Set down the data below without change, skipping the pictures it holds.

----------

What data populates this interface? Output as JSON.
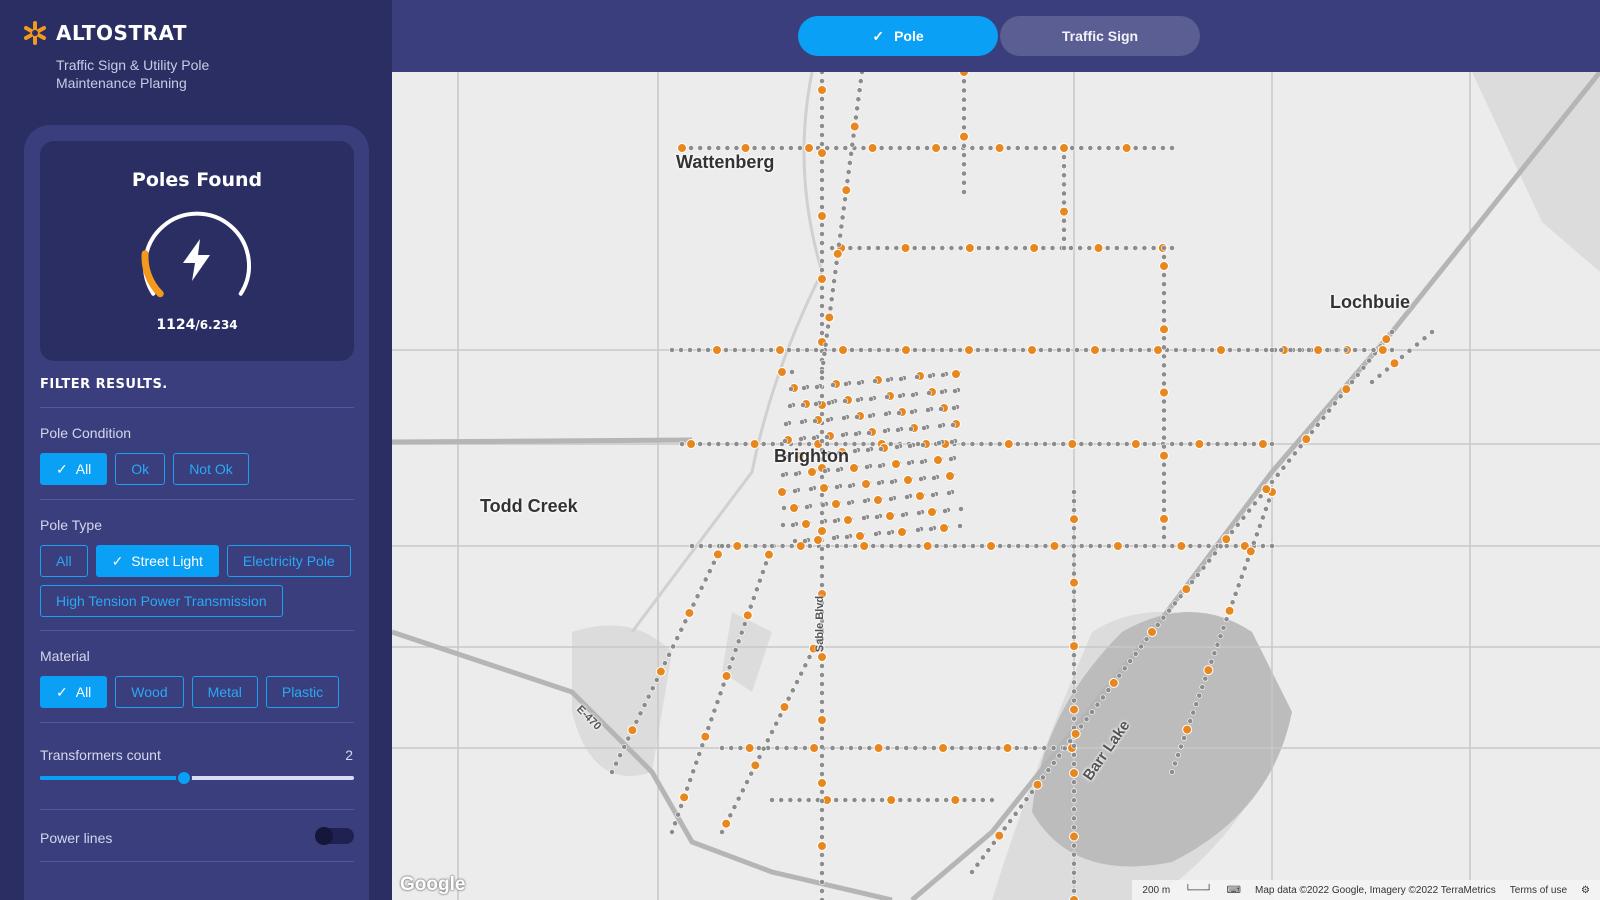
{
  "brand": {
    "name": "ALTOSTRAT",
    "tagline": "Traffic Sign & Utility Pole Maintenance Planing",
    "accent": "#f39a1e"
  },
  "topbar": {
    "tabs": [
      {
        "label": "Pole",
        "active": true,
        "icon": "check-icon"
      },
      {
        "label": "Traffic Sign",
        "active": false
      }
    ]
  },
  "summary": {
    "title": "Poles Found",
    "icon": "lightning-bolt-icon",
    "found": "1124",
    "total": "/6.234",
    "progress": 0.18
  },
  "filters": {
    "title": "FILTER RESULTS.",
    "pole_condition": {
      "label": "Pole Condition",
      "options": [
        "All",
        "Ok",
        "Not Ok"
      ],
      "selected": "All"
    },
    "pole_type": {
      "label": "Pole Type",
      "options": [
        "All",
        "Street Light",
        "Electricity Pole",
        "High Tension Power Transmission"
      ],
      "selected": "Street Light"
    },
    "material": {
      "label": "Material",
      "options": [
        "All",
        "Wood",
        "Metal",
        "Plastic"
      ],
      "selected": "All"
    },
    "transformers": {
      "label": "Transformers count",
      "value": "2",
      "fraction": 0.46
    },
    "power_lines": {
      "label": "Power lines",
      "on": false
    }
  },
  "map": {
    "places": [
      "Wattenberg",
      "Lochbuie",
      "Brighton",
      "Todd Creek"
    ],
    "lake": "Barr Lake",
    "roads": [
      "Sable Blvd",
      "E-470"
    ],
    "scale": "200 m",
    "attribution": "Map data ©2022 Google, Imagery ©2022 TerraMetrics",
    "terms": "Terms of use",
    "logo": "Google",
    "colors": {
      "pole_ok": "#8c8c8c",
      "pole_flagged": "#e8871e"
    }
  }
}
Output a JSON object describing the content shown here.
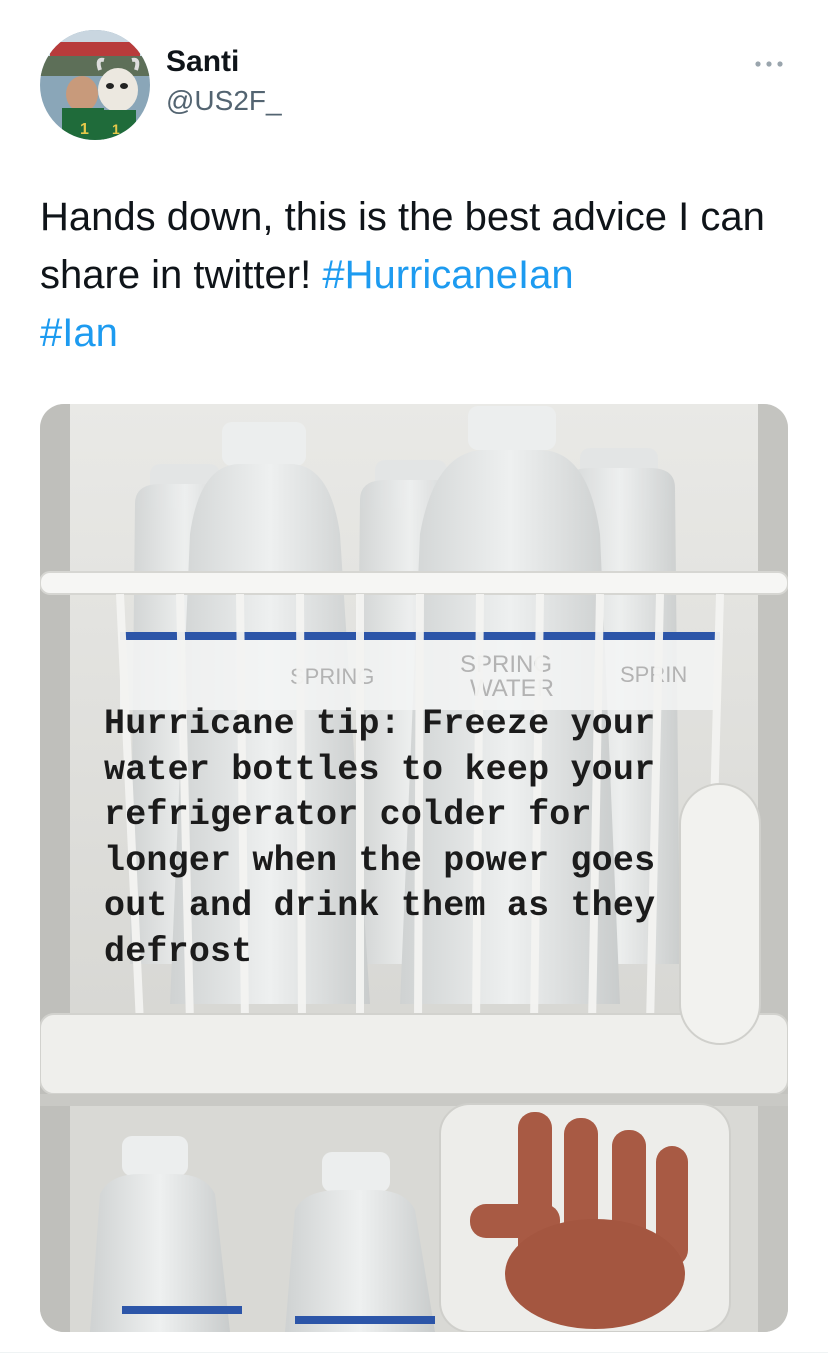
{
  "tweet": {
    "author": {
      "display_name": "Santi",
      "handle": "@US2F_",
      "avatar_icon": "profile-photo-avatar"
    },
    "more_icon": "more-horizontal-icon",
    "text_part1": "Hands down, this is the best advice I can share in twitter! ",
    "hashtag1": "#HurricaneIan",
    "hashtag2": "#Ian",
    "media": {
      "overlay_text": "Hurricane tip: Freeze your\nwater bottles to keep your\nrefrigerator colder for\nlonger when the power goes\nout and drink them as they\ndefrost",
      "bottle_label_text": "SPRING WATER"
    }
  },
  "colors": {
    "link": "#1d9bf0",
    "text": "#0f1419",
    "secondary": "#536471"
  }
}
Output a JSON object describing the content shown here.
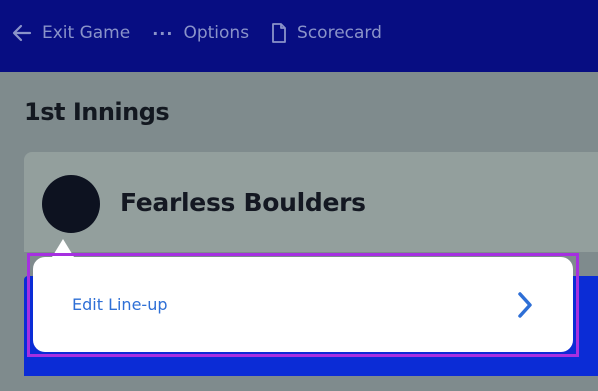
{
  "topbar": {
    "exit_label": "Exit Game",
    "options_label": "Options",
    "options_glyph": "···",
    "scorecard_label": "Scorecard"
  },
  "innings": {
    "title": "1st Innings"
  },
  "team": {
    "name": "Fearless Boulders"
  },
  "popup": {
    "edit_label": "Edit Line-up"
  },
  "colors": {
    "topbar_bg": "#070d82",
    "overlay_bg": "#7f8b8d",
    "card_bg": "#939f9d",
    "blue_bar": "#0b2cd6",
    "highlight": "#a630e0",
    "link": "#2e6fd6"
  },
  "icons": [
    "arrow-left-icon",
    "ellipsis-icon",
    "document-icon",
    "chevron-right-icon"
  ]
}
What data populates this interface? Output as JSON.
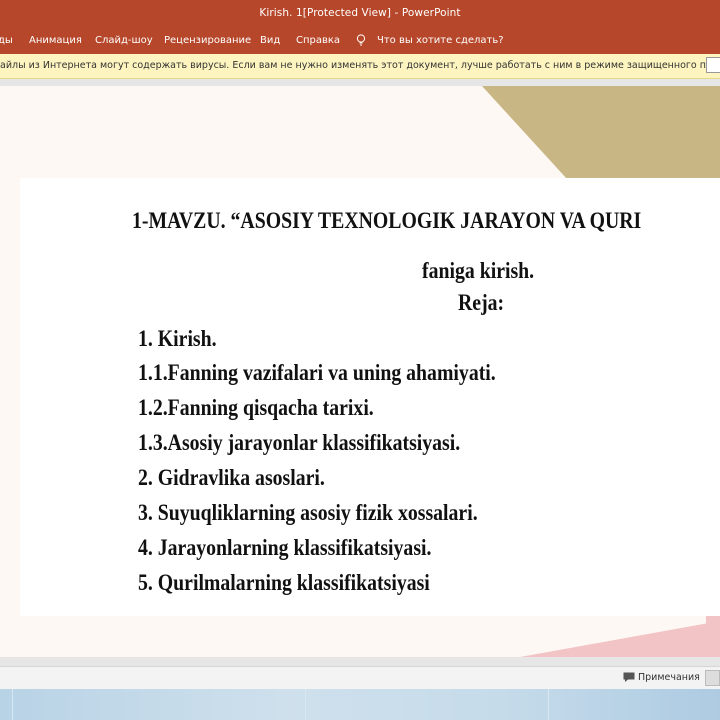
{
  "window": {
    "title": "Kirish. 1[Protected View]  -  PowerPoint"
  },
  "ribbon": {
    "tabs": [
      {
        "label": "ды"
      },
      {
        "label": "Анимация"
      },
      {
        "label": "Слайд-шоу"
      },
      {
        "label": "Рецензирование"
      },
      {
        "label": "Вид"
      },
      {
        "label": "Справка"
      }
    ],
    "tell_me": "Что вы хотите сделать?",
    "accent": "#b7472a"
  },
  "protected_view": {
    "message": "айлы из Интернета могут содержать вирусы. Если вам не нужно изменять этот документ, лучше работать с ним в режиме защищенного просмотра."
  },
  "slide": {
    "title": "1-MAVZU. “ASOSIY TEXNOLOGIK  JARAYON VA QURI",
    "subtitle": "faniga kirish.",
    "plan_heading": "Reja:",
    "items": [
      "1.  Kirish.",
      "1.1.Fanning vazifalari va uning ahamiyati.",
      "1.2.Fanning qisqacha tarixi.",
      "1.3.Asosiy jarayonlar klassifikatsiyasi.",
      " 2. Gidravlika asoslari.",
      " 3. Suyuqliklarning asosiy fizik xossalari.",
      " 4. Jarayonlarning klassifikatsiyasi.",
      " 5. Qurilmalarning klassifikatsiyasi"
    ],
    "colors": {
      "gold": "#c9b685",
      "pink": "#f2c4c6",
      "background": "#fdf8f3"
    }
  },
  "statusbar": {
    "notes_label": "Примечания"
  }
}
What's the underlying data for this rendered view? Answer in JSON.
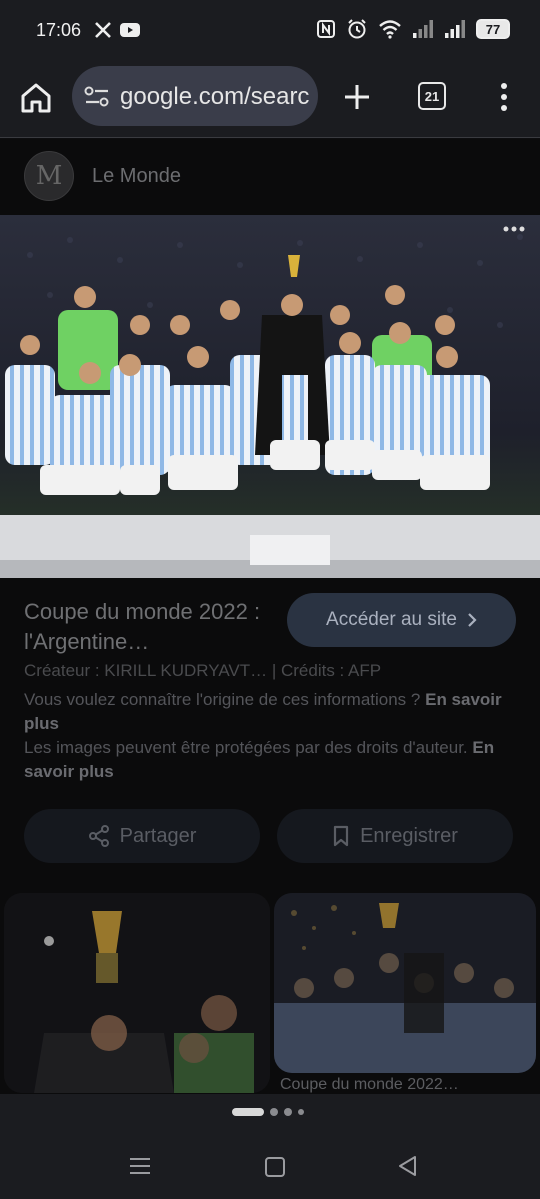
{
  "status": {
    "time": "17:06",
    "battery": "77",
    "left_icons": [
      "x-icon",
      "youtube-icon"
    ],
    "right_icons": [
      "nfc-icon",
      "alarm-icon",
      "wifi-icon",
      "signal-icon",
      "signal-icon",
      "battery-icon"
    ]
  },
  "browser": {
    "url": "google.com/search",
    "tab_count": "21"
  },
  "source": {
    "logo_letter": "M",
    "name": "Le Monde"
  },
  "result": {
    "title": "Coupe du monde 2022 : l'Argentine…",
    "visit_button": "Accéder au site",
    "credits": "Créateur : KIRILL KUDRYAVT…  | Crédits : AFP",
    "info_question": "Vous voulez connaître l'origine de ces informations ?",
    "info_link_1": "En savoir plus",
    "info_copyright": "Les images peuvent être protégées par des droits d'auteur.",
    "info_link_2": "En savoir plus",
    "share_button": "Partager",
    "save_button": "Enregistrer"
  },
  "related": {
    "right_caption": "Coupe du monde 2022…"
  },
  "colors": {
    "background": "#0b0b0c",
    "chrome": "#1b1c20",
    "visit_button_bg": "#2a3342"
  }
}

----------

__Answer__.
What data populates this interface? Output as JSON.
{
  "brand": {
    "name": "ALTOSTRAT",
    "tagline": "Traffic Sign & Utility Pole Maintenance Planing",
    "accent": "#f39a1e"
  },
  "topbar": {
    "tabs": [
      {
        "label": "Pole",
        "active": true,
        "icon": "check-icon"
      },
      {
        "label": "Traffic Sign",
        "active": false
      }
    ]
  },
  "summary": {
    "title": "Poles Found",
    "icon": "lightning-bolt-icon",
    "found": "1124",
    "total": "/6.234",
    "progress": 0.18
  },
  "filters": {
    "title": "FILTER RESULTS.",
    "pole_condition": {
      "label": "Pole Condition",
      "options": [
        "All",
        "Ok",
        "Not Ok"
      ],
      "selected": "All"
    },
    "pole_type": {
      "label": "Pole Type",
      "options": [
        "All",
        "Street Light",
        "Electricity Pole",
        "High Tension Power Transmission"
      ],
      "selected": "Street Light"
    },
    "material": {
      "label": "Material",
      "options": [
        "All",
        "Wood",
        "Metal",
        "Plastic"
      ],
      "selected": "All"
    },
    "transformers": {
      "label": "Transformers count",
      "value": "2",
      "fraction": 0.46
    },
    "power_lines": {
      "label": "Power lines",
      "on": false
    }
  },
  "map": {
    "places": [
      "Wattenberg",
      "Lochbuie",
      "Brighton",
      "Todd Creek"
    ],
    "lake": "Barr Lake",
    "roads": [
      "Sable Blvd",
      "E-470"
    ],
    "scale": "200 m",
    "attribution": "Map data ©2022 Google, Imagery ©2022 TerraMetrics",
    "terms": "Terms of use",
    "logo": "Google",
    "colors": {
      "pole_ok": "#8c8c8c",
      "pole_flagged": "#e8871e"
    }
  }
}
Output a JSON object describing the content shown here.
{
  "tweet": {
    "author": {
      "display_name": "Santi",
      "handle": "@US2F_",
      "avatar_icon": "profile-photo-avatar"
    },
    "more_icon": "more-horizontal-icon",
    "text_part1": "Hands down, this is the best advice I can share in twitter! ",
    "hashtag1": "#HurricaneIan",
    "hashtag2": "#Ian",
    "media": {
      "overlay_text": "Hurricane tip: Freeze your\nwater bottles to keep your\nrefrigerator colder for\nlonger when the power goes\nout and drink them as they\ndefrost",
      "bottle_label_text": "SPRING WATER"
    }
  },
  "colors": {
    "link": "#1d9bf0",
    "text": "#0f1419",
    "secondary": "#536471"
  }
}
Output a JSON object describing the content shown here.
{
  "topbar": {
    "exit_label": "Exit Game",
    "options_label": "Options",
    "options_glyph": "···",
    "scorecard_label": "Scorecard"
  },
  "innings": {
    "title": "1st Innings"
  },
  "team": {
    "name": "Fearless Boulders"
  },
  "popup": {
    "edit_label": "Edit Line-up"
  },
  "colors": {
    "topbar_bg": "#070d82",
    "overlay_bg": "#7f8b8d",
    "card_bg": "#939f9d",
    "blue_bar": "#0b2cd6",
    "highlight": "#a630e0",
    "link": "#2e6fd6"
  },
  "icons": [
    "arrow-left-icon",
    "ellipsis-icon",
    "document-icon",
    "chevron-right-icon"
  ]
}
What data populates this interface? Output as JSON.
{
  "window": {
    "title": "Kirish. 1[Protected View]  -  PowerPoint"
  },
  "ribbon": {
    "tabs": [
      {
        "label": "ды"
      },
      {
        "label": "Анимация"
      },
      {
        "label": "Слайд-шоу"
      },
      {
        "label": "Рецензирование"
      },
      {
        "label": "Вид"
      },
      {
        "label": "Справка"
      }
    ],
    "tell_me": "Что вы хотите сделать?",
    "accent": "#b7472a"
  },
  "protected_view": {
    "message": "айлы из Интернета могут содержать вирусы. Если вам не нужно изменять этот документ, лучше работать с ним в режиме защищенного просмотра."
  },
  "slide": {
    "title": "1-MAVZU. “ASOSIY TEXNOLOGIK  JARAYON VA QURI",
    "subtitle": "faniga kirish.",
    "plan_heading": "Reja:",
    "items": [
      "1.  Kirish.",
      "1.1.Fanning vazifalari va uning ahamiyati.",
      "1.2.Fanning qisqacha tarixi.",
      "1.3.Asosiy jarayonlar klassifikatsiyasi.",
      " 2. Gidravlika asoslari.",
      " 3. Suyuqliklarning asosiy fizik xossalari.",
      " 4. Jarayonlarning klassifikatsiyasi.",
      " 5. Qurilmalarning klassifikatsiyasi"
    ],
    "colors": {
      "gold": "#c9b685",
      "pink": "#f2c4c6",
      "background": "#fdf8f3"
    }
  },
  "statusbar": {
    "notes_label": "Примечания"
  }
}
What's the underlying data for this rendered view? Answer in JSON.
{
  "status": {
    "time": "17:06",
    "battery": "77",
    "left_icons": [
      "x-icon",
      "youtube-icon"
    ],
    "right_icons": [
      "nfc-icon",
      "alarm-icon",
      "wifi-icon",
      "signal-icon",
      "signal-icon",
      "battery-icon"
    ]
  },
  "browser": {
    "url": "google.com/search",
    "tab_count": "21"
  },
  "source": {
    "logo_letter": "M",
    "name": "Le Monde"
  },
  "result": {
    "title": "Coupe du monde 2022 : l'Argentine…",
    "visit_button": "Accéder au site",
    "credits": "Créateur : KIRILL KUDRYAVT…  | Crédits : AFP",
    "info_question": "Vous voulez connaître l'origine de ces informations ?",
    "info_link_1": "En savoir plus",
    "info_copyright": "Les images peuvent être protégées par des droits d'auteur.",
    "info_link_2": "En savoir plus",
    "share_button": "Partager",
    "save_button": "Enregistrer"
  },
  "related": {
    "right_caption": "Coupe du monde 2022…"
  },
  "colors": {
    "background": "#0b0b0c",
    "chrome": "#1b1c20",
    "visit_button_bg": "#2a3342"
  }
}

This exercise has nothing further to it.